Before the committee meeting, a spokesman for Protect Volunteer Park, Jonathan Mark, who lives next to the park, said he felt like the decision was “a done deal … at this point, we’re kind of just bashing our heads against the wall.” Mark said the money spent on the SAAM renovation and expansion should be devoted to underfunded community centers in other neighborhoods or spent on homelessness.
The nitty-gritty details: The construction budget is $54 million. Seattle Art Museum is on the hook for $33 million (and getting $6 million in federal, historical-building tax credits), with the city investing $21 million.
After the public-comment period — during which Mark called the deal financially “onerous” for taxpayers — Councilmember M. Lorena González grilled SAM director Rorschach about bathroom accessibility, and signage to make sure people knew they could pay as little as a penny to get into the museum, and asked why “subsection C of section one to exhibit B” didn’t include the same language of a different section.

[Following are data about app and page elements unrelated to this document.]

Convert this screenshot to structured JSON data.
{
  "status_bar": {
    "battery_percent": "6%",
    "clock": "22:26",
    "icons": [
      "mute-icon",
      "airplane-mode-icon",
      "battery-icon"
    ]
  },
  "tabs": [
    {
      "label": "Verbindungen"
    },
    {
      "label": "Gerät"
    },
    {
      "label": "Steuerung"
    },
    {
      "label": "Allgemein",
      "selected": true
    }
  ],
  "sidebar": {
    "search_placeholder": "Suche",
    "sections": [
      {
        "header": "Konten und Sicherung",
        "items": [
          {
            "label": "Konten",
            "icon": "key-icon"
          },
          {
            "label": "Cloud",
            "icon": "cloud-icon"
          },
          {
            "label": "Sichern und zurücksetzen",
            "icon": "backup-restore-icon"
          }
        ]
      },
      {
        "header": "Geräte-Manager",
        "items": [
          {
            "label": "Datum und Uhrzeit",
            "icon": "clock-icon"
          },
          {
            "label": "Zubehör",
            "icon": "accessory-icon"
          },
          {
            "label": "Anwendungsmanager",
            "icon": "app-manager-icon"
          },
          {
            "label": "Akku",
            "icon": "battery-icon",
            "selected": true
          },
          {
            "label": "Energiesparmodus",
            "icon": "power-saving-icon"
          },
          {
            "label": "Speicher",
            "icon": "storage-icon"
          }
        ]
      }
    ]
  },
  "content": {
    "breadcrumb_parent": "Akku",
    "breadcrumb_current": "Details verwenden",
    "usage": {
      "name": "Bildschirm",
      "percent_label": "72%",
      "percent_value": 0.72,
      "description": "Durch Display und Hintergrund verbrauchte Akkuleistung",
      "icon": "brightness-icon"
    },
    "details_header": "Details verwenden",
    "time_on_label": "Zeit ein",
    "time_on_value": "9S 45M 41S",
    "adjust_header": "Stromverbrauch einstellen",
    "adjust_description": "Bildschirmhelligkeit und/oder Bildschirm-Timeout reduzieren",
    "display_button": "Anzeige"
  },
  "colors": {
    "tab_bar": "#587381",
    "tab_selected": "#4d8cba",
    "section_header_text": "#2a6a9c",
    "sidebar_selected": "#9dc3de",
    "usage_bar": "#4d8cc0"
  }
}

Even the dozen decision-makers on the committee seemed amused by the banality of the situation. At one point, Councilmember Juarez looked around the room and said: “I think the public watches this and doesn’t know how much work goes into how this sausage gets made.”
Finally, the committee agreed to send the zoning-change (the SAAM building is on Capitol Hill, an area zoned for single-family housing but it was built before that zoning, and grandfathered in so needs an exemption to renovate and expand) and lease proposals (for 55 years) to the full council for a vote. Nobody, including Protect Volunteer Park, expects the council to reject the SAAM expansion.
If the council approves the expansion, construction is expected to begin in February. So if you see — and hear — bulldozers in Volunteer Park this spring, you now know how that municipal sausage got made.